Honestly, my feelings for this trilogy so far mimic those felt among members of a big family. Sometimes you love being around them, other times you want to scream, “What the what are you doing? Stop!” but you always like (well, love) them.
Palace of Desire, the second in Naguib Mahfouz‘s Cairo Trilogy, is filled with just that: desire. How powerful it is, how it makes people act, what happens when two persons’ desires intersect. Al-Sayyid Ahmad, while slowed down by his grief and his age, is still as lustful as ever, taking a lute player as a mistress. Yasin is a man almost completely controlled by his desires and continues to chase after women no matter how many wives he’s taken and divorced. Kamal’s desire is more genuine (if over-inflated) than that of Yasin and his father. He falls for Aïda (“the beloved”), but she’s unattainable and perhaps not even that special.
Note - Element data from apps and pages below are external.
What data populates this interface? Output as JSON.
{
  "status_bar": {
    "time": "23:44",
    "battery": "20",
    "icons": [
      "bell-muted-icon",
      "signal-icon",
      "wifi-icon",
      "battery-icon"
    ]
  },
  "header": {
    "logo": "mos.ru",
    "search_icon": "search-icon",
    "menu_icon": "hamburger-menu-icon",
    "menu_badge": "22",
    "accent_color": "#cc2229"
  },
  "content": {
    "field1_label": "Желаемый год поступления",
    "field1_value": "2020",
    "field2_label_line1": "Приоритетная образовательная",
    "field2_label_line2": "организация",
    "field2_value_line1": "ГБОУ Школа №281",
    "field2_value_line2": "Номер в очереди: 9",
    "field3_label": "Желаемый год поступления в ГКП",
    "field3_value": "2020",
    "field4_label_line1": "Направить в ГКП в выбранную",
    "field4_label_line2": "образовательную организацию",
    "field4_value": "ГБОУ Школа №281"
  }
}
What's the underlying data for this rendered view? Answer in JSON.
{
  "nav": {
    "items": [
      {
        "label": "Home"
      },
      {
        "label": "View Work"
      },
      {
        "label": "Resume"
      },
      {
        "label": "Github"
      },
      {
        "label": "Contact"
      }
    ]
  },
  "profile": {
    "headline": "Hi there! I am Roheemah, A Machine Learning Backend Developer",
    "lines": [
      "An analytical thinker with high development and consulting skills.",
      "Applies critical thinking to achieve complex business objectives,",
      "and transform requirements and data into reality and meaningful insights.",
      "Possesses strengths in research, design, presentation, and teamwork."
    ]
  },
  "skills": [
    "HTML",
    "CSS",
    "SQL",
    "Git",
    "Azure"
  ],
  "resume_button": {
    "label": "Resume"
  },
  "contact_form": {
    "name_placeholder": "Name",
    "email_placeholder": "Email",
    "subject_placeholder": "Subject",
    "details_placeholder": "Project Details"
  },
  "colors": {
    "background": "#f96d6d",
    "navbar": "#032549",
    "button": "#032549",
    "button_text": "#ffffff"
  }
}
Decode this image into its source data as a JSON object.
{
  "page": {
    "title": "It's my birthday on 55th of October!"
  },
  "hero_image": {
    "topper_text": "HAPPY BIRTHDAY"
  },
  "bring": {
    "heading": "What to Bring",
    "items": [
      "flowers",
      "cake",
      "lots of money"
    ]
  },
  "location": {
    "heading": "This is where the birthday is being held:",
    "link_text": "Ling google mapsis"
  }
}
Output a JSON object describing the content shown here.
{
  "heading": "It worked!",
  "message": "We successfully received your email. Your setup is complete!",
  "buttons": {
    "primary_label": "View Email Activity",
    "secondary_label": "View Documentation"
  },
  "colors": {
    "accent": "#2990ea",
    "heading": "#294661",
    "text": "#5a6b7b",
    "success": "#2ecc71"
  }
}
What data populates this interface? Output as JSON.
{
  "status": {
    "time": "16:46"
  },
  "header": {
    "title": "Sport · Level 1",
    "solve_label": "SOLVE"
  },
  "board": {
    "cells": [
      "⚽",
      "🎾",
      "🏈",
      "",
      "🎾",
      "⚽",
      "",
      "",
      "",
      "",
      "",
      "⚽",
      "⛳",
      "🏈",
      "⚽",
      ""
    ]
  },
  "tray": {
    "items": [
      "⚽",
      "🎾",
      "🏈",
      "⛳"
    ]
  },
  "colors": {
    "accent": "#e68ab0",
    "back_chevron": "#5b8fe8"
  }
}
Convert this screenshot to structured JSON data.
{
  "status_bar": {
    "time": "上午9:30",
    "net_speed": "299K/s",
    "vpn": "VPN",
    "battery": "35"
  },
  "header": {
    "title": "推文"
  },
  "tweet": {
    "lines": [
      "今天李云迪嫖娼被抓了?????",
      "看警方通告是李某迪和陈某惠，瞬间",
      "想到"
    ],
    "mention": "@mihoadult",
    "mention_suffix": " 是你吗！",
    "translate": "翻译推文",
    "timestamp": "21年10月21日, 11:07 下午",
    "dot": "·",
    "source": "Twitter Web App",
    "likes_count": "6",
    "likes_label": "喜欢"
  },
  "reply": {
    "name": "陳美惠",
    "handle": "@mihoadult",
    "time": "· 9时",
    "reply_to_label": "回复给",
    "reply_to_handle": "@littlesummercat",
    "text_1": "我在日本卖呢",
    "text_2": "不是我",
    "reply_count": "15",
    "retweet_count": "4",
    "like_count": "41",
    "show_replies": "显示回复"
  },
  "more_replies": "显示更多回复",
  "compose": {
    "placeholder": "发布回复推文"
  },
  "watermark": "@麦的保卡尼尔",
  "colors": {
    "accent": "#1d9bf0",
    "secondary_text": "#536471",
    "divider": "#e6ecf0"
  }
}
Some parts of his laments over her were relatable for me, but it just when on a bit too much. (I got it, she’s everything you want. And more.)
I miss the women. So much. Or maybe I just miss the coffee hour scenes, since later in the book the coffee hour has dwindled to Amina, Kamal, and Umm Hanafi. There was a scene early in the book when both Khadija and Amina’s families were over to the al-Sayyid Ahmad residence which I loved. There were even moments of true tenderness from al-Sayyid Ahmad to his grandchildren. I’m thinking that the absence of women from the novel may have to do with the Muslim precept that when women marry, they belong to their new families (I think this is correct, but if it’s not let me know!). Maybe since Khadija and Aisha married into new families, their lives don’t contribute a central component to their original family, and thus the novel. But this doesn’t really explain Amina’s absence, but perhaps her thoughts, mostly mourning Fahmy, aren’t that relevant? Also, a lot of my enjoyment (if that’s the right word…) of Palace Walk came from the thoughts of the suppressed female characters. The narrowed scope results in a somewhat less interesting narrative.
It was more prevalent in the first novel, but Mahfouz often makes some bizarre metaphors and comparisons. I noted a few while reading:
…for an argument may improve a relationship like cayenne pepper, which adds zest to food… (pg. 575)
He had been a stone with obscure inscriptions carved on it, until love had come and solved the riddle. (pg. 582)
Affection is an ancient melody but seems marvelously fresh in each new rendition. (pg. 724)
He was like a vaulter who keeps trying to go just a foot higher only to find himself soaring high into the heavens. (pg. 802)
Maybe it’s a cultural/translational thing?
While the ending of the novel is tragic, I’m very interested (and happy about it?) to see what happens next, as I assume their would be a greater focus on the women characters, especially Aisha as her life will be changing dramatically.